The Turtle Strikes Again
Location: Sheltowee Trace - Daniel Boone National Forest, KY
General Rules and Regulations: Camping is not allowed in the developed areas. Camping is allowed near the developed parking areas when the campsite is at least 200 feet from the edge of the parking area and IS NOT VISIBLE from the parking area. As of May 1, 1991, the following are considered developed areas: Yahoo Falls, Alum Ford, Yamacraw, Blue Heron Overlooks, Blue Heron and access areas along river, East Rim Overlook, Leatherwood Ford, West Entrance, Charit Creek, Twin Arches, Burnt Mill Bridge, Peters Bridge, Bear Creek Overlook, Brewster Bridge, and Honey Creek Overlook.
Camping is strictly prohibited within 25 feet of any cave, cemetery, grave site, historic site/structure, rock shelter, rim of the gorge, trail, roadway, or any other specified location identified by a "No Camping" sign.
Campfires are allowed unless condition dictate otherwise.
Backcountry permits are required within the Big South Fork (not required in the Daniel Boone National Forest in this section).
See the National Park Service website for more details.
Trip Highlights: 1 day; temps ranged from low 50s to upper 60s; approximately 6 miles. The Dogwoods were blooming as well as some spring flowers and plenty of water.
Shelter: Warbonnet Black Bird hammock, DYI Synthetic Underquilt, Underground Quilts top quilt, Warbonnet Mamajamba Tarp w/DIY Door Kit
Wildlife: One drowned toad

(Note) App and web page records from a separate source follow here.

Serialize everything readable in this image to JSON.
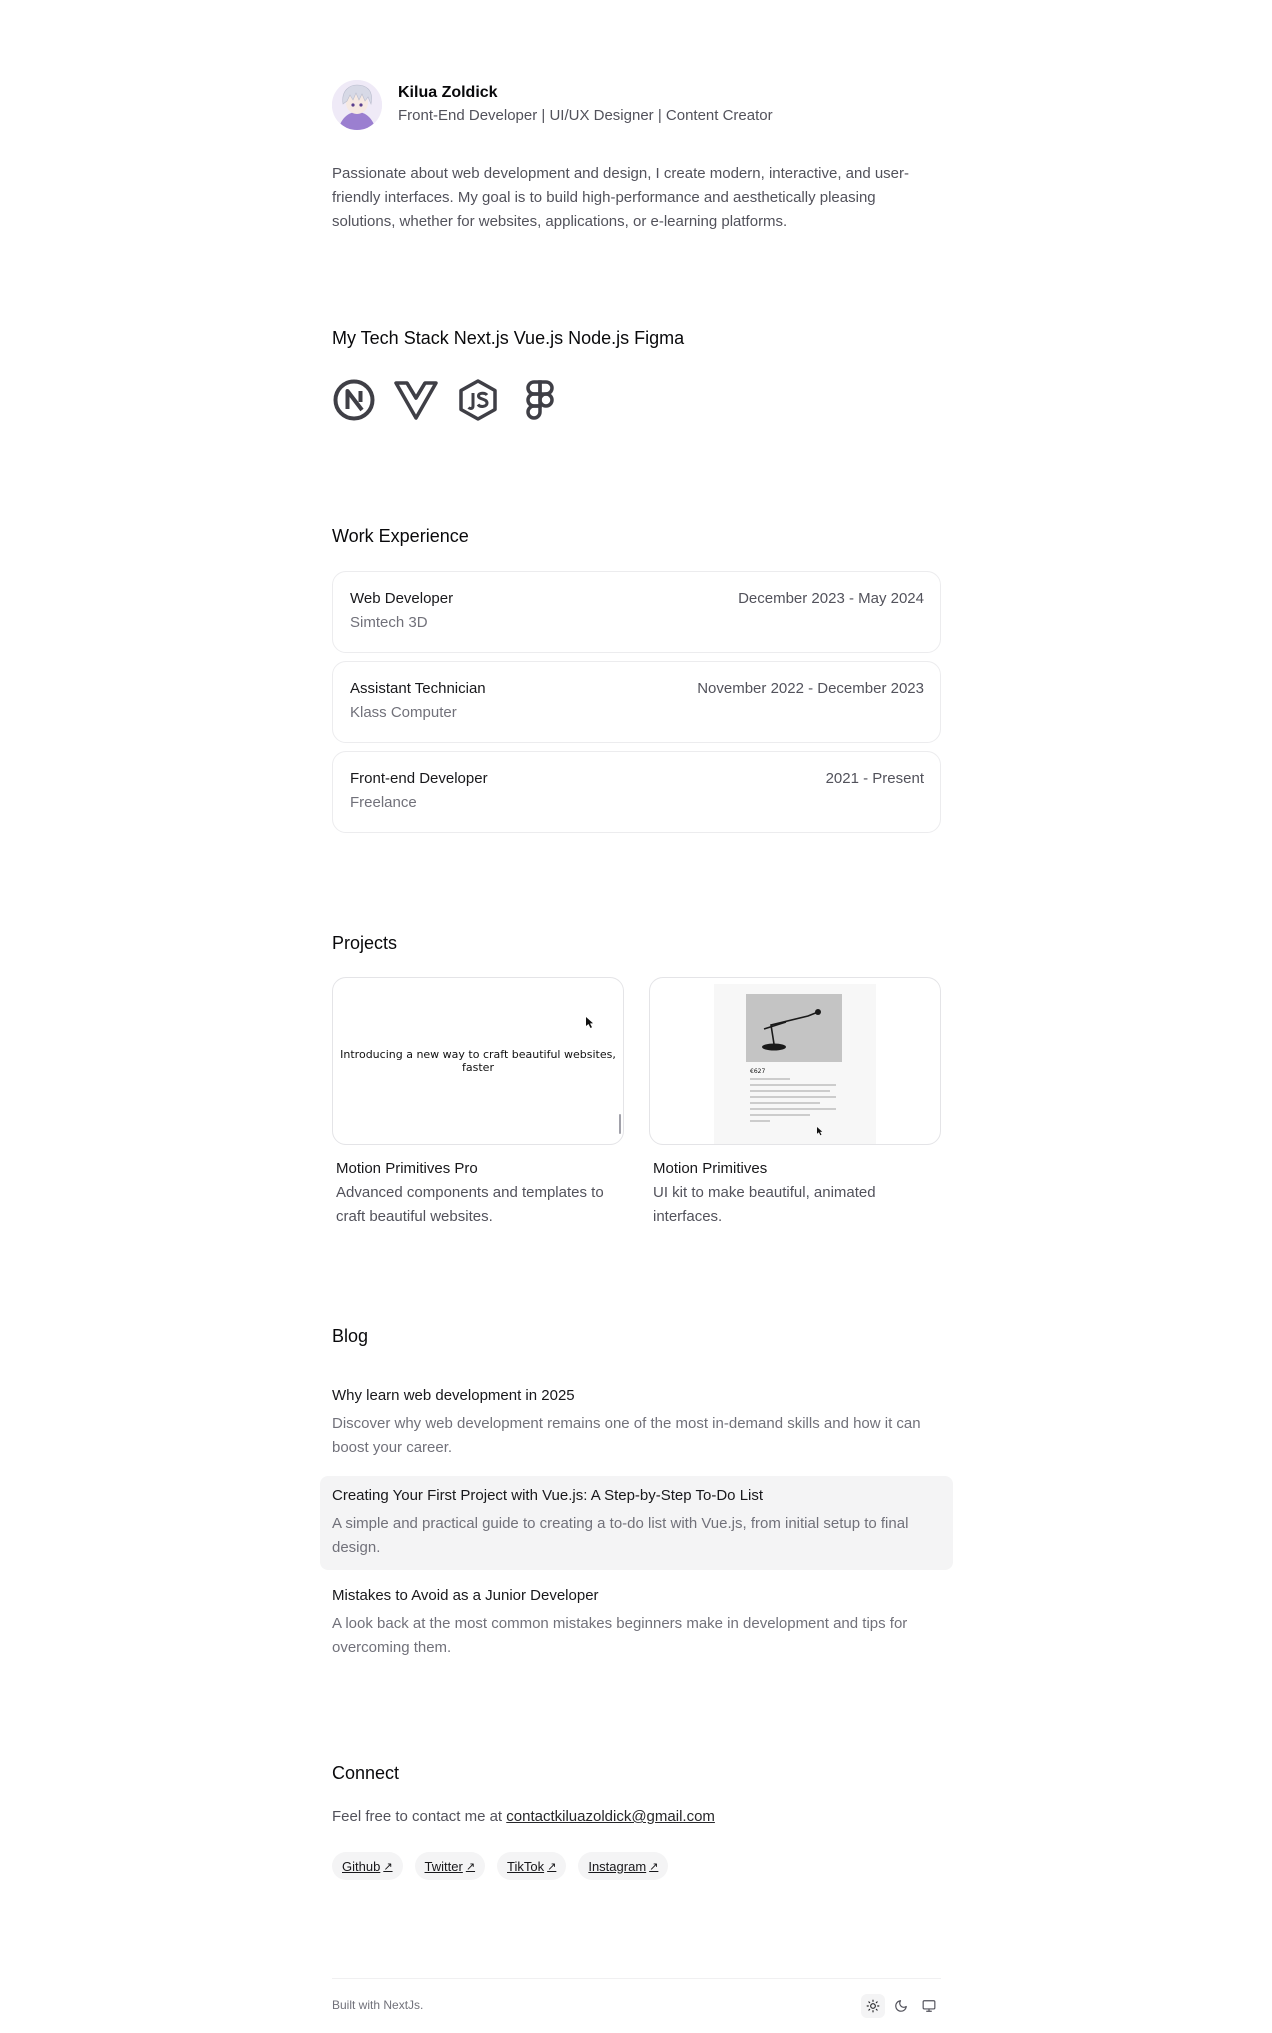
{
  "profile": {
    "name": "Kilua Zoldick",
    "role": "Front-End Developer | UI/UX Designer | Content Creator",
    "intro": "Passionate about web development and design, I create modern, interactive, and user-friendly interfaces. My goal is to build high-performance and aesthetically pleasing solutions, whether for websites, applications, or e-learning platforms."
  },
  "tech": {
    "title": "My Tech Stack Next.js Vue.js Node.js Figma",
    "icons": [
      "nextjs-icon",
      "vuejs-icon",
      "nodejs-icon",
      "figma-icon"
    ]
  },
  "experience": {
    "title": "Work Experience",
    "items": [
      {
        "title": "Web Developer",
        "company": "Simtech 3D",
        "date": "December 2023 - May 2024"
      },
      {
        "title": "Assistant Technician",
        "company": "Klass Computer",
        "date": "November 2022 - December 2023"
      },
      {
        "title": "Front-end Developer",
        "company": "Freelance",
        "date": "2021 - Present"
      }
    ]
  },
  "projects": {
    "title": "Projects",
    "items": [
      {
        "title": "Motion Primitives Pro",
        "desc": "Advanced components and templates to craft beautiful websites.",
        "preview_text": "Introducing a new way to craft beautiful websites, faster"
      },
      {
        "title": "Motion Primitives",
        "desc": "UI kit to make beautiful, animated interfaces.",
        "preview_label": "€627"
      }
    ]
  },
  "blog": {
    "title": "Blog",
    "items": [
      {
        "title": "Why learn web development in 2025",
        "desc": "Discover why web development remains one of the most in-demand skills and how it can boost your career."
      },
      {
        "title": "Creating Your First Project with Vue.js: A Step-by-Step To-Do List",
        "desc": "A simple and practical guide to creating a to-do list with Vue.js, from initial setup to final design."
      },
      {
        "title": "Mistakes to Avoid as a Junior Developer",
        "desc": "A look back at the most common mistakes beginners make in development and tips for overcoming them."
      }
    ]
  },
  "connect": {
    "title": "Connect",
    "text": "Feel free to contact me at",
    "email": "contactkiluazoldick@gmail.com",
    "socials": [
      "Github",
      "Twitter",
      "TikTok",
      "Instagram"
    ],
    "arrow": "↗"
  },
  "footer": {
    "built": "Built with NextJs.",
    "theme_icons": [
      "sun-icon",
      "moon-icon",
      "monitor-icon"
    ]
  }
}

The Sheltowee Trace is Kentucky's long trail. The southern terminus has moved farther south a few times and is currently at the Burnt Mill Bridge in Allardt, TN. The trail runs 323 miles to the northern terminus located off KY 377 at the northern end of the Daniel Boone National Forest (north of Morehead, KY).
We both arrived late in the evening in a steady rain and went to bed shortly after saying hello, falling asleep to the soothing pitter patter of the rain on the tin roof.
Day 1 (Sat):
I barely got up in enough time to shower, wake Kyle and go back to bed for an hour, still listening to the rain beat on the roof, before we smelled bacon & sausage - Kyle wasn't excited with my timing. While we ate breakfast we pulled up the forecast which looked more like a child's painting full of colorful patterns of green, orange & red. The forecast was calling for a break in the heavy rain around Noon and around 10:00 the rain mostly let up. With the break in the weather we scrambled to load up and head off to Flat Rock Church where we left off last time. Once at the church we anxiously waited for words of wisdom from Bobby as we sorted our gear. I think our words of encouragement were something along the lines of "y'all are gonna get wet". With those reassuring words we headed north on another hunt for the "Big Turtle".
With each stream crossing the water seemed to get progressively higher and faster. As we hiked along the creek it began to sound more like a river than a small stream. We began questioning at what point will we make a crossing that we won't be able to return from. We wanted to stop early and set up camp but we also wanted to make as many water crossings as we could before the water rose higher the next morning and cool morning temperatures would make the crossings even worse. After crossing Barren Fork near Taylor Ridge Rd. we hiked about another mile when we hit our limit. The trail dropped off into deep swift water and followed the creek around a bend before exiting out of the water. We looked around up a smaller stream feeding Barren Fork and couldn't find a good spot to cross. This would be where we drew the line knowing that this crossing had the potential to at best get us wet above our waist and at worst, well...
We took cover under a nearby rock shelter and had a snack before backtracking to Taylor Ridge Rd. We headed up Taylor Ridge toward Sand Hill Gap where we called "Spark Outfitters" for extraction.
We spent Sunday driving around to confirm exactly where Bobby could drop us off past the swollen Barren Fork Creek. We then drove to Cumberland Falls to see just how angry the river was - And she was a hateful ole hag! Back at "Spark Outfitters" we tuned to the Weather Channel to see reports of the Cumberland River being 4 1/2 to 5 feet above flood stage and not expected to be below flood stage again until Thursday. We knew there was a high water route north of the falls but, the trail followed the banks of the Cumberland south of the falls as well. Knowing that a good portion of the trail would certainly be under water and that any stream crossings would be challenging we pulled the plug on this trip. And with that, the score is Squids - 1, Turtle - 2!
We later learned that that Cumberland Falls State Park had closed all trails, as such the Sheltowee was also closed, confirming our decision to bag this trip was a good one. Our last two attempts were conflicting extremes - one with no water and the other with too much water. This turtle is taking on the personality of a snapping turtle!
Honorably Discharged: Too short of a trip to name anything.
Dishonorably Discharged: Flooding!